If you haven't yet, I strongly recommend you to do it. You will find they are worth your time!

© 2020 Literarycreature

Comments

MG Singh emge from Singapore on December 26, 2020:

This is a fine article. Both these stars are well known but there are so many who are not that well known, I wonder if somebody could also write about them and their films. Up to the early fifties was in my view the golden age of Hollywood and it is a treasure trove of some fine movies.

Umesh Chandra Bhatt from Kharghar, Navi Mumbai, India on December 25, 2020:

Nice compilation. I love these movies many of them belonging to the period 1935 to 1945.

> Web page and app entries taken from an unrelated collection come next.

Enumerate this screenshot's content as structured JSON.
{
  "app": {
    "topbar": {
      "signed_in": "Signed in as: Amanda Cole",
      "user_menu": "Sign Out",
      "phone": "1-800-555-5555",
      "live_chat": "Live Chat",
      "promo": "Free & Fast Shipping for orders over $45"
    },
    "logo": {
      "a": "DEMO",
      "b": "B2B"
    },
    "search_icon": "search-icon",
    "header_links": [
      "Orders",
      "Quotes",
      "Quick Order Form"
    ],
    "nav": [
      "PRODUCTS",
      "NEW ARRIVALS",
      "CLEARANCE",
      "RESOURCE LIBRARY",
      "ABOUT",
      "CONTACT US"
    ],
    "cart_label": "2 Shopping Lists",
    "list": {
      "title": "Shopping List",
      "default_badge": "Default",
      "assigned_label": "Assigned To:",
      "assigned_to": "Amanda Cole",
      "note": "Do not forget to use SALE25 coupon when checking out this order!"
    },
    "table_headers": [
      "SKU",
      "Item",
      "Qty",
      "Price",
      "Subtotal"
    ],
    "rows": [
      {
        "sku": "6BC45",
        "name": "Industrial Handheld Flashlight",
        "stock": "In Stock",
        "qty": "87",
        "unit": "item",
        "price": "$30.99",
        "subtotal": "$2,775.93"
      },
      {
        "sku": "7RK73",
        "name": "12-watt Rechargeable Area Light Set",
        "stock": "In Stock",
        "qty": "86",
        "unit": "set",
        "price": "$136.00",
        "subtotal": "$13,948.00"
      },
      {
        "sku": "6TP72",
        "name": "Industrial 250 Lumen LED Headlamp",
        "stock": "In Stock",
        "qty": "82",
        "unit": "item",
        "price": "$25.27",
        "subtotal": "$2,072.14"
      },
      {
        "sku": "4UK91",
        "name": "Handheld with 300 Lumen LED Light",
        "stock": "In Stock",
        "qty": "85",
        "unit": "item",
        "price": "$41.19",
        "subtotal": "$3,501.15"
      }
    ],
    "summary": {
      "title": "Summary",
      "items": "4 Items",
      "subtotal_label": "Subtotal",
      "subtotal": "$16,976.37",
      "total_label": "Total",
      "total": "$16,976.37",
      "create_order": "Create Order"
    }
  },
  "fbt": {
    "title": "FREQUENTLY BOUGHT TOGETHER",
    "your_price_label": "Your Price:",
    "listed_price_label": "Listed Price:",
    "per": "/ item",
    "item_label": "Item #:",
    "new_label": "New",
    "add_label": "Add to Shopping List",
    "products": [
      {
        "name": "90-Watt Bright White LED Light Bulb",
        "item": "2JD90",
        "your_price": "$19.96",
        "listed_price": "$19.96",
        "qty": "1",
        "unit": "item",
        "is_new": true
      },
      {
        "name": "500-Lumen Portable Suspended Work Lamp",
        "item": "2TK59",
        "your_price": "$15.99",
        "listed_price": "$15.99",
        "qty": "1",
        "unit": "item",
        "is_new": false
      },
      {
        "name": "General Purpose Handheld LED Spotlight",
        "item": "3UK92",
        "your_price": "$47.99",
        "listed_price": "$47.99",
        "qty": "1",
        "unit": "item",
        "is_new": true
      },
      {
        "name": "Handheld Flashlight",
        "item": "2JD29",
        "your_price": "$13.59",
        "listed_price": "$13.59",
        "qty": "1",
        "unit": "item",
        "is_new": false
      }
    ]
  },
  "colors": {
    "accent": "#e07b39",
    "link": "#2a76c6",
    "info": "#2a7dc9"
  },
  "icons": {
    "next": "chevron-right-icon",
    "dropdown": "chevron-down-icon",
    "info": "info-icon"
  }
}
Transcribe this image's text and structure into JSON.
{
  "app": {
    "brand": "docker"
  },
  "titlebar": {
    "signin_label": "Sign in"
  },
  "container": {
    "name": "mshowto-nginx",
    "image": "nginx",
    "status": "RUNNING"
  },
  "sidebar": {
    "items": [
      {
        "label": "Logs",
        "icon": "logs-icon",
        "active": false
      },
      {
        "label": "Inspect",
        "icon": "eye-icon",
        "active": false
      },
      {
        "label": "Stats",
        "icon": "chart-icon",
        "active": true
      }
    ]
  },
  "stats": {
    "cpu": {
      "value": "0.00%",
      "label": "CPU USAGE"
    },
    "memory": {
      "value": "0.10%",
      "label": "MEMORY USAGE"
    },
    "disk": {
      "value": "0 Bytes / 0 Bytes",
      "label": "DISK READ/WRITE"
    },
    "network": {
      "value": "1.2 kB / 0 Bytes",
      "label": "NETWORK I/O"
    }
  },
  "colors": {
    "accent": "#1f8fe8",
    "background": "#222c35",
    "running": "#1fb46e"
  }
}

Hope you will write similar article on the movies from 1945 to 55. Some of them are the masterpieces including the Hitchcock ones.

Merry Christmas.